-- What is required --
For the material that follows, state the number of lines where "各月各类商品报修数统计" occurs, and add nothing.

-- Records for this task --
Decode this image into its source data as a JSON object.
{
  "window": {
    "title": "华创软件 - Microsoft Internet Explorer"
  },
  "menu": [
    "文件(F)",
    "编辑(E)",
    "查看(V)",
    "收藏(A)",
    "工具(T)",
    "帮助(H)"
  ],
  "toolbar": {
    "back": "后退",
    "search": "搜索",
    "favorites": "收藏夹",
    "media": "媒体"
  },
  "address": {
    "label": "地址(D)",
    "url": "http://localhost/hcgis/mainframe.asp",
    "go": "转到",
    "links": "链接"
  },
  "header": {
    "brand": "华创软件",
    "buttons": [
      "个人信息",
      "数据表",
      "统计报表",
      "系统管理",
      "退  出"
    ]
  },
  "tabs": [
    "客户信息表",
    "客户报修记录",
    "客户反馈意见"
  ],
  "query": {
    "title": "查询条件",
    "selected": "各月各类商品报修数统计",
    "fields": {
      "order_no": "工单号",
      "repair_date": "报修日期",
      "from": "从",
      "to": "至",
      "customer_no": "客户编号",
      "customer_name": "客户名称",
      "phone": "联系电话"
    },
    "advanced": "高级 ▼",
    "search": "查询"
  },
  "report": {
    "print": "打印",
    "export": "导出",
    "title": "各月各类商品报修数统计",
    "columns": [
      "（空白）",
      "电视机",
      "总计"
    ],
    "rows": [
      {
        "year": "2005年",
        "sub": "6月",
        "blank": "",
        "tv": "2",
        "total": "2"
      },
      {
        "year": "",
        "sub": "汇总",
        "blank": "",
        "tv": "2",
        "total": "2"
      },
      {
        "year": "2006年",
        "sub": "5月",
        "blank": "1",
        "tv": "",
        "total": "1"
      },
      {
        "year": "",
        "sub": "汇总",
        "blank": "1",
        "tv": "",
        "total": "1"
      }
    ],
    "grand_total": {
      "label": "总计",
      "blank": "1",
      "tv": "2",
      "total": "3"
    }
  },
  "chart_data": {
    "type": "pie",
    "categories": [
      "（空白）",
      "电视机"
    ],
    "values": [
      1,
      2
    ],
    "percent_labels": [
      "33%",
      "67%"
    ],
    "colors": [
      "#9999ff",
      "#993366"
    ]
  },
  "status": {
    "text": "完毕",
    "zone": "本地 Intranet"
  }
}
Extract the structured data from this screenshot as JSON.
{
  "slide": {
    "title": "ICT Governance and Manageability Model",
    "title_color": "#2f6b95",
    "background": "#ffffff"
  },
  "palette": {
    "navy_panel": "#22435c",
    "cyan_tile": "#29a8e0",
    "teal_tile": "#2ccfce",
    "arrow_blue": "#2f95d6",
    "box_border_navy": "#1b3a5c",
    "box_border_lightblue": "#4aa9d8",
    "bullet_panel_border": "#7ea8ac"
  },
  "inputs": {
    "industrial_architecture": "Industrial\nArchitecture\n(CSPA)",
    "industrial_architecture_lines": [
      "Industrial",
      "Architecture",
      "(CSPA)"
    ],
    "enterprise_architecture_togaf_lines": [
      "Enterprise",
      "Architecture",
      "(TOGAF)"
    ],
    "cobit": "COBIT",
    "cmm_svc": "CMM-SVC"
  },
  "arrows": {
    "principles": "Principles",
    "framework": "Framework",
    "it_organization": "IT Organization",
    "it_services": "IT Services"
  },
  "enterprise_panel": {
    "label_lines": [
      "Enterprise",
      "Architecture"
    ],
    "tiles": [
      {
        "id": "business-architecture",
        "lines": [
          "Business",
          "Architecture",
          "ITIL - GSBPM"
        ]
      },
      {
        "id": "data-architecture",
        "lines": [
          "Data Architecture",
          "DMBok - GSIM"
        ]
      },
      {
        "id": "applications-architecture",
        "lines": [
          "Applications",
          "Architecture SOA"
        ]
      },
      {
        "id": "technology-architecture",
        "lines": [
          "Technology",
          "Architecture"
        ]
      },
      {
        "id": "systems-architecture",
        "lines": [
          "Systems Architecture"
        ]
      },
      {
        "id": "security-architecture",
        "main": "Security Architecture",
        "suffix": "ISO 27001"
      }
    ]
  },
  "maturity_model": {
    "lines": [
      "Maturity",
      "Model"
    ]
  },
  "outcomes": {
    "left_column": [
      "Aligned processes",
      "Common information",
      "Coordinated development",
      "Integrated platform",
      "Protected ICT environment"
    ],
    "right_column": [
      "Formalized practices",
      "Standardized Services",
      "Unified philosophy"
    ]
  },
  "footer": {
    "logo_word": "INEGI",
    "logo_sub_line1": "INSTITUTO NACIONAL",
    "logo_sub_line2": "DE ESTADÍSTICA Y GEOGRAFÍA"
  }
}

-- Exercise output --
2